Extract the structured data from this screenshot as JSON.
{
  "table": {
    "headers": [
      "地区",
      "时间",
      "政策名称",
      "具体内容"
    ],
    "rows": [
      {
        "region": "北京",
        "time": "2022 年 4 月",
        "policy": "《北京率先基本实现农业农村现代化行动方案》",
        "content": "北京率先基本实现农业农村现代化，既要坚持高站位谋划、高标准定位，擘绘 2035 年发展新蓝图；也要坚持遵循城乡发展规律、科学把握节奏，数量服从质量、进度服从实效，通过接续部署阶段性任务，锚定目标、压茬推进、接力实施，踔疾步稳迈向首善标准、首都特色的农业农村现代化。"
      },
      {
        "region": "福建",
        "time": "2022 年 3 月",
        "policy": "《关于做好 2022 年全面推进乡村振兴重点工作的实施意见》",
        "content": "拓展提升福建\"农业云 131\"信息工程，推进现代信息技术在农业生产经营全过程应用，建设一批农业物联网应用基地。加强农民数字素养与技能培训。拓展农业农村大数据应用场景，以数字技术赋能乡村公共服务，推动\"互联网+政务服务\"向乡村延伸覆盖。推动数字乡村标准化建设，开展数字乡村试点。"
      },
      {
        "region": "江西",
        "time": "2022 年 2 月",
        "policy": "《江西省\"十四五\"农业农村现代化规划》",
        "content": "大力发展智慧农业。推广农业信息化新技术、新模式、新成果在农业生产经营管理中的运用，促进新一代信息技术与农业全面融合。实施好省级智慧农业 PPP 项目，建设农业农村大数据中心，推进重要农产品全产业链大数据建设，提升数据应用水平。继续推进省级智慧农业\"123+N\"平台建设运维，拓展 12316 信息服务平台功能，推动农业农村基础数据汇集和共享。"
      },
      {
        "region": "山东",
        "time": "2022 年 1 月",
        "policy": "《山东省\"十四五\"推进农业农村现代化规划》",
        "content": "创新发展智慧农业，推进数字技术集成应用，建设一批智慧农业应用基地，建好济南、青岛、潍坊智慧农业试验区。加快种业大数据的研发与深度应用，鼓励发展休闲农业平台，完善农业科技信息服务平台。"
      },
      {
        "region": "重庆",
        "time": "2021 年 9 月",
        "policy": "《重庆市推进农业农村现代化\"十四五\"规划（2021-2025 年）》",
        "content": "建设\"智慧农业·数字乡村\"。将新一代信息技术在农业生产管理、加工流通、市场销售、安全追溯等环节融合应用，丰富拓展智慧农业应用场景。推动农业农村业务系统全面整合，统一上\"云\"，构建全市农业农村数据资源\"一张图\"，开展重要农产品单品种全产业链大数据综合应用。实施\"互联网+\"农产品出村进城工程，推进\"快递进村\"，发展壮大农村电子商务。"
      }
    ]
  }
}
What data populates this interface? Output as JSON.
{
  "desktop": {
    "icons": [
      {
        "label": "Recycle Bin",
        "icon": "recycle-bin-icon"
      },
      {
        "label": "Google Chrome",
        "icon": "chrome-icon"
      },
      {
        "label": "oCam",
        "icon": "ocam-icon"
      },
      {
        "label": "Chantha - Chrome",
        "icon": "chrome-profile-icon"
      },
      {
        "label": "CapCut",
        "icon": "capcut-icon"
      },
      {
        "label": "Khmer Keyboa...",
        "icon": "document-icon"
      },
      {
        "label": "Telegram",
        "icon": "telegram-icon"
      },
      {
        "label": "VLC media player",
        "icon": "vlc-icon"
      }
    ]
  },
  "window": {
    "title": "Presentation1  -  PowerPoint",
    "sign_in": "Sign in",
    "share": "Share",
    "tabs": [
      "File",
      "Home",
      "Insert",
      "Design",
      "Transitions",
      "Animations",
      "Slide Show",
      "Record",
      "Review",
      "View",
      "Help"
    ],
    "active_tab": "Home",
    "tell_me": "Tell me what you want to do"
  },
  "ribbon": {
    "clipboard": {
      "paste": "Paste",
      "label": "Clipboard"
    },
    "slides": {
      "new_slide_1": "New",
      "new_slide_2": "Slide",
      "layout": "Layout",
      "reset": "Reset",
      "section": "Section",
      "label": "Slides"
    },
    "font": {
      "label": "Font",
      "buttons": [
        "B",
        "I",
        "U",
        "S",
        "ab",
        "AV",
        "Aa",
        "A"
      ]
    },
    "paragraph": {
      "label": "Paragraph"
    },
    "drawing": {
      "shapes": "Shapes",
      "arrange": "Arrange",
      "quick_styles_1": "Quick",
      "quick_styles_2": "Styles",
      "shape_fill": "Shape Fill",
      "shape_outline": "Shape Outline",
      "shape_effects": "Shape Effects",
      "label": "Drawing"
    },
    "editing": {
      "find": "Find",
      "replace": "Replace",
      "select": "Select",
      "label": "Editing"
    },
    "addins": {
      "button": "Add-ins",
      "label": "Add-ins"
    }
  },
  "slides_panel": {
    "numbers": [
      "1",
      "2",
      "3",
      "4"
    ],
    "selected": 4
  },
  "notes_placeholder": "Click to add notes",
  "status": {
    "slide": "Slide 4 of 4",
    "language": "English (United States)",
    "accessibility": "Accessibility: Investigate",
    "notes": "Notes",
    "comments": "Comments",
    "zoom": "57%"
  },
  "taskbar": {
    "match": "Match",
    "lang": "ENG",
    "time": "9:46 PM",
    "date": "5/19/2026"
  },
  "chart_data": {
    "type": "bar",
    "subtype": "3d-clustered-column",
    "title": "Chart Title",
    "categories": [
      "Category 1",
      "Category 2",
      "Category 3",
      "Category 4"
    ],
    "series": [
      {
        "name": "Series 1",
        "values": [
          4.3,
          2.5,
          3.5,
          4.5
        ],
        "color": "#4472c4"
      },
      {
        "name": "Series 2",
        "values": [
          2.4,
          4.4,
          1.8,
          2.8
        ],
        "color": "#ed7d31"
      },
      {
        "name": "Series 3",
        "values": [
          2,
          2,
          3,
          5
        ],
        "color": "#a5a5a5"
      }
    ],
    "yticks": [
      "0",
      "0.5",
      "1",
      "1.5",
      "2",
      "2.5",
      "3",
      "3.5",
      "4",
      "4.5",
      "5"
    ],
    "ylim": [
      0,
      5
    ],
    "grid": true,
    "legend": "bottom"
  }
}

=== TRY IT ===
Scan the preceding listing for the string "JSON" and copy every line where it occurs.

=== WRITTEN RESPONSE ===
Extract the structured data from this screenshot as JSON.
What data populates this interface? Output as JSON.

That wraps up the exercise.